> Data items
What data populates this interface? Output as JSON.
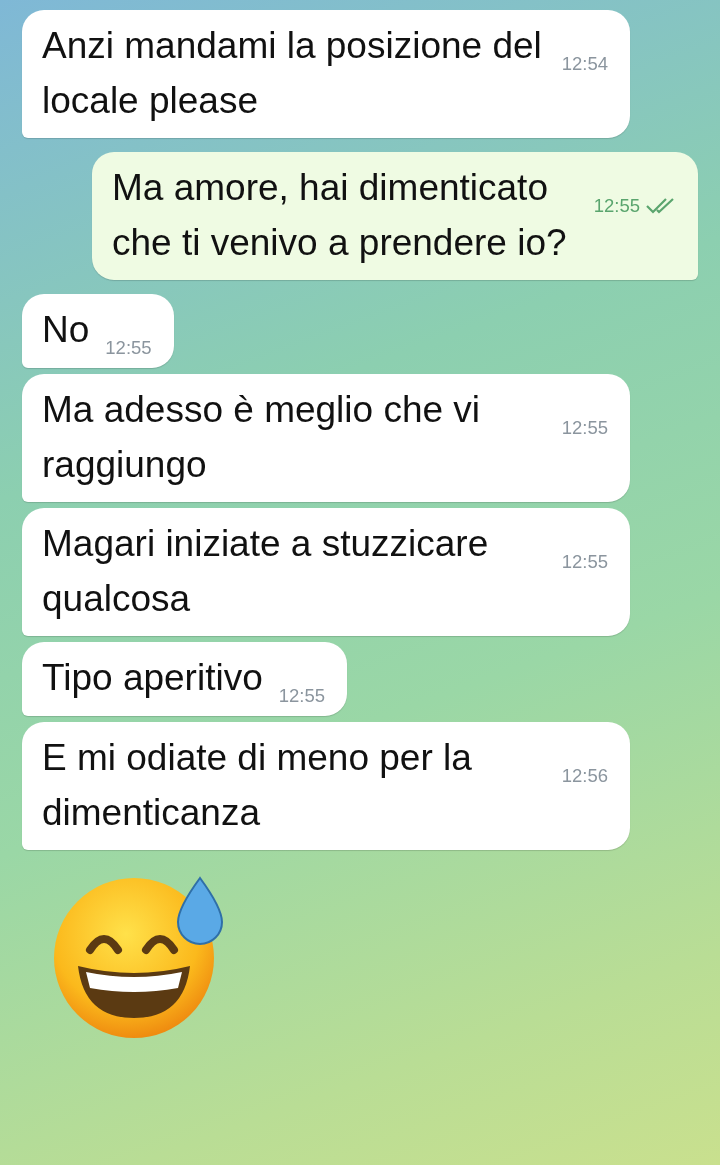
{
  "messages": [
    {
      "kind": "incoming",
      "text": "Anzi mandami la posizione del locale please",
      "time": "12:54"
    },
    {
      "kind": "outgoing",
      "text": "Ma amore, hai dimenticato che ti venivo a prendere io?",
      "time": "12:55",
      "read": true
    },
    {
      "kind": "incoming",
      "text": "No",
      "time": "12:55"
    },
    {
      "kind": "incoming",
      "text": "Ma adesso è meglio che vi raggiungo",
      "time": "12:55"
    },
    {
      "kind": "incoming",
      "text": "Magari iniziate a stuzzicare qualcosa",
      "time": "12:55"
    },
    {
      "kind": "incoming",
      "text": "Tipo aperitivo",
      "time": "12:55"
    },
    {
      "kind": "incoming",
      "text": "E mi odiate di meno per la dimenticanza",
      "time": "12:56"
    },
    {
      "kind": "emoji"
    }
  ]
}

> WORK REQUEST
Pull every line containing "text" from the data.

> RESULT FOR THIS EXERCISE
      "text": "Anzi mandami la posizione del locale please",
      "text": "Ma amore, hai dimenticato che ti venivo a prendere io?",
      "text": "No",
      "text": "Ma adesso è meglio che vi raggiungo",
      "text": "Magari iniziate a stuzzicare qualcosa",
      "text": "Tipo aperitivo",
      "text": "E mi odiate di meno per la dimenticanza",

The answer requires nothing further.